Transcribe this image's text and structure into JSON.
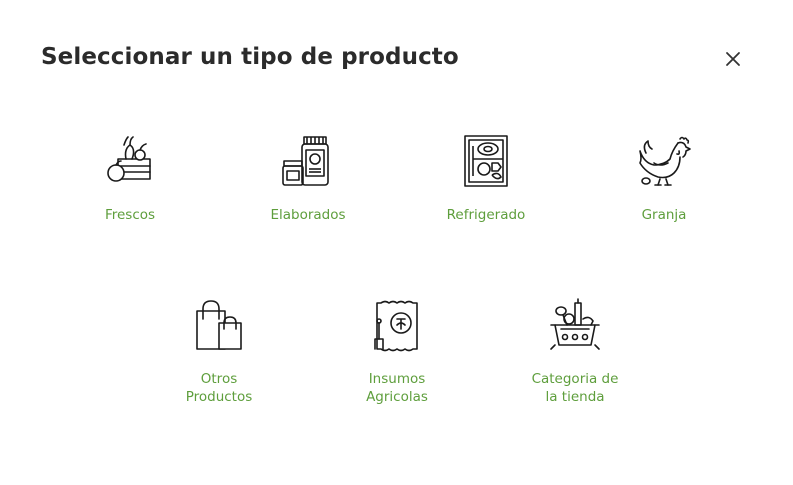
{
  "modal": {
    "title": "Seleccionar un tipo de producto",
    "close_icon": "close-icon"
  },
  "colors": {
    "accent": "#5e9e3c",
    "title": "#2b2b2b",
    "icon_stroke": "#1a1a1a"
  },
  "options": [
    {
      "label": "Frescos",
      "icon": "fresh-produce-crate-icon"
    },
    {
      "label": "Elaborados",
      "icon": "jars-icon"
    },
    {
      "label": "Refrigerado",
      "icon": "refrigerator-icon"
    },
    {
      "label": "Granja",
      "icon": "rooster-icon"
    },
    {
      "label": "Otros\nProductos",
      "icon": "shopping-bags-icon"
    },
    {
      "label": "Insumos\nAgricolas",
      "icon": "seed-sack-icon"
    },
    {
      "label": "Categoria de\nla tienda",
      "icon": "basket-icon"
    }
  ]
}
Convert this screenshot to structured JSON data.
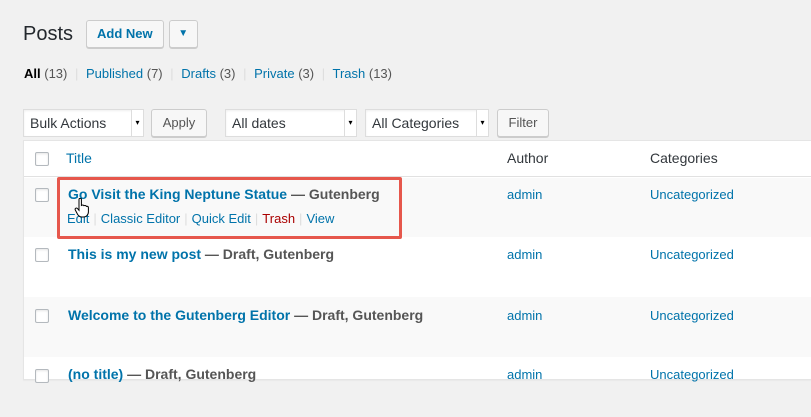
{
  "header": {
    "title": "Posts",
    "add_new_label": "Add New",
    "dropdown_glyph": "▼"
  },
  "filters": {
    "all_label": "All",
    "all_count": "(13)",
    "published_label": "Published",
    "published_count": "(7)",
    "drafts_label": "Drafts",
    "drafts_count": "(3)",
    "private_label": "Private",
    "private_count": "(3)",
    "trash_label": "Trash",
    "trash_count": "(13)",
    "separator": "|"
  },
  "toolbar": {
    "bulk_actions": "Bulk Actions",
    "apply_label": "Apply",
    "dates": "All dates",
    "categories": "All Categories",
    "filter_label": "Filter",
    "select_arrow": "▾"
  },
  "table": {
    "headers": {
      "title": "Title",
      "author": "Author",
      "categories": "Categories"
    },
    "rows": [
      {
        "title": "Go Visit the King Neptune Statue",
        "state": " — Gutenberg",
        "author": "admin",
        "category": "Uncategorized",
        "actions": {
          "edit": "Edit",
          "classic": "Classic Editor",
          "quick": "Quick Edit",
          "trash": "Trash",
          "view": "View",
          "separator": "|"
        }
      },
      {
        "title": "This is my new post",
        "state": " — Draft, Gutenberg",
        "author": "admin",
        "category": "Uncategorized"
      },
      {
        "title": "Welcome to the Gutenberg Editor",
        "state": " — Draft, Gutenberg",
        "author": "admin",
        "category": "Uncategorized"
      },
      {
        "title": "(no title)",
        "state": " — Draft, Gutenberg",
        "author": "admin",
        "category": "Uncategorized"
      }
    ]
  },
  "colors": {
    "link": "#0073aa",
    "trash": "#aa0000",
    "highlight": "#e6574c",
    "background": "#f1f1f1"
  },
  "icons": {
    "cursor": "hand-pointer-icon"
  }
}
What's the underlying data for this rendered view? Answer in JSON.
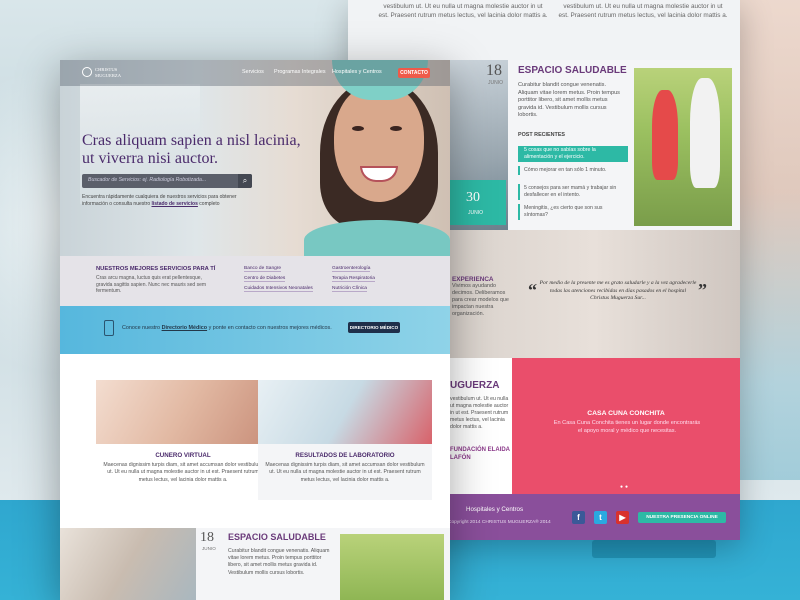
{
  "back_page": {
    "top_texts": [
      "vestibulum ut. Ut eu nulla ut magna molestie auctor in ut est. Praesent rutrum metus lectus, vel lacinia dolor mattis a.",
      "vestibulum ut. Ut eu nulla ut magna molestie auctor in ut est. Praesent rutrum metus lectus, vel lacinia dolor mattis a."
    ],
    "health": {
      "date_day": "18",
      "date_month": "JUNIO",
      "title": "ESPACIO SALUDABLE",
      "body": "Curabitur blandit congue venenatis. Aliquam vitae lorem metus. Proin tempus porttitor libero, sit amet mollis metus gravida id. Vestibulum mollis cursus lobortis.",
      "posts_title": "POST RECIENTES",
      "posts": [
        "5 cosas que no sabías sobre la alimentación y el ejercicio.",
        "Cómo mejorar en tan sólo 1 minuto.",
        "5 consejos para ser mamá y trabajar sin desfallecer en el intento.",
        "Meningitis, ¿es cierto que son sus síntomas?"
      ],
      "card_day": "30",
      "card_month": "JUNIO"
    },
    "experience": {
      "title": "EXPERIENCA",
      "body": "Vivimos ayudando decimos. Deliberamos para crear modelos que impactan nuestra organización."
    },
    "quote": {
      "text": "Por medio de la presente me es grato saludarle y a la vez agradecerle todas las atenciones recibidas en días pasados en el hospital",
      "author": "Christus Muguerza Sur..."
    },
    "muguerza": {
      "title": "UGUERZA",
      "body": "vestibulum ut. Ut eu nulla ut magna molestie auctor in ut est. Praesent rutrum metus lectus, vel lacinia dolor mattis a.",
      "foundation": "FUNDACIÓN ELAIDA LAFÓN"
    },
    "cuna": {
      "title": "CASA CUNA CONCHITA",
      "body": "En Casa Cuna Conchita tienes un lugar donde encontrarás el apoyo moral y médico que necesitas."
    },
    "footer": {
      "nav": "Hospitales y Centros",
      "copyright": "Copyright 2014 CHRISTUS MUGUERZA® 2014",
      "online_label": "NUESTRA PRESENCIA ONLINE",
      "social": [
        {
          "icon": "facebook-icon",
          "glyph": "f",
          "color": "#3b5998"
        },
        {
          "icon": "twitter-icon",
          "glyph": "t",
          "color": "#2aa9e0"
        },
        {
          "icon": "youtube-icon",
          "glyph": "▶",
          "color": "#d9312d"
        }
      ]
    }
  },
  "front_page": {
    "logo": {
      "line1": "CHRISTUS",
      "line2": "MUGUERZA"
    },
    "nav": [
      "Servicios",
      "Programas Integrales",
      "Hospitales y Centros"
    ],
    "contact_label": "CONTACTO",
    "hero": {
      "title": "Cras aliquam sapien a nisl lacinia, ut viverra nisi auctor.",
      "search_placeholder": "Buscador de Servicios: ej. Radiología Robotizada...",
      "help_text": "Encuentra rápidamente cualquiera de nuestros servicios para obtener información o consulta nuestro",
      "help_link": "listado de servicios",
      "help_suffix": "completo"
    },
    "services": {
      "title": "NUESTROS MEJORES SERVICIOS PARA TÍ",
      "body": "Cras arcu magna, luctus quis erat pellentesque, gravida sagittis sapien. Nunc nec mauris sed sem fermentum.",
      "links_col1": [
        "Banco de Sangre",
        "Centro de Diabetes",
        "Cuidados Intensivos Neonatales"
      ],
      "links_col2": [
        "Gastroenterología",
        "Terapia Respiratoria",
        "Nutrición Clínica"
      ]
    },
    "directory": {
      "text_prefix": "Conoce nuestro",
      "text_link": "Directorio Médico",
      "text_suffix": "y ponte en contacto con nuestros mejores médicos.",
      "button": "DIRECTORIO MÉDICO"
    },
    "cards": [
      {
        "title": "CUNERO VIRTUAL",
        "body": "Maecenas dignissim turpis diam, sit amet accumsan dolor vestibulum ut. Ut eu nulla ut magna molestie auctor in ut est. Praesent rutrum metus lectus, vel lacinia dolor mattis a."
      },
      {
        "title": "RESULTADOS DE LABORATORIO",
        "body": "Maecenas dignissim turpis diam, sit amet accumsan dolor vestibulum ut. Ut eu nulla ut magna molestie auctor in ut est. Praesent rutrum metus lectus, vel lacinia dolor mattis a."
      }
    ],
    "health": {
      "date_day": "18",
      "date_month": "JUNIO",
      "title": "ESPACIO SALUDABLE",
      "body": "Curabitur blandit congue venenatis. Aliquam vitae lorem metus. Proin tempus porttitor libero, sit amet mollis metus gravida id. Vestibulum mollis cursus lobortis."
    }
  },
  "colors": {
    "brand_purple": "#4a2a6b",
    "teal": "#2db9a5",
    "pink": "#ea4e6b",
    "contact": "#ef5a4a",
    "footer_purple": "#8a4f9b"
  }
}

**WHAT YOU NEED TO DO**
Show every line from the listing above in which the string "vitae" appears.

**EXERCISE ANSWER**
      "body": "Curabitur blandit congue venenatis. Aliquam vitae lorem metus. Proin tempus porttitor libero, sit amet mollis metus gravida id. Vestibulum mollis cursus lobortis.",
      "body": "Curabitur blandit congue venenatis. Aliquam vitae lorem metus. Proin tempus porttitor libero, sit amet mollis metus gravida id. Vestibulum mollis cursus lobortis."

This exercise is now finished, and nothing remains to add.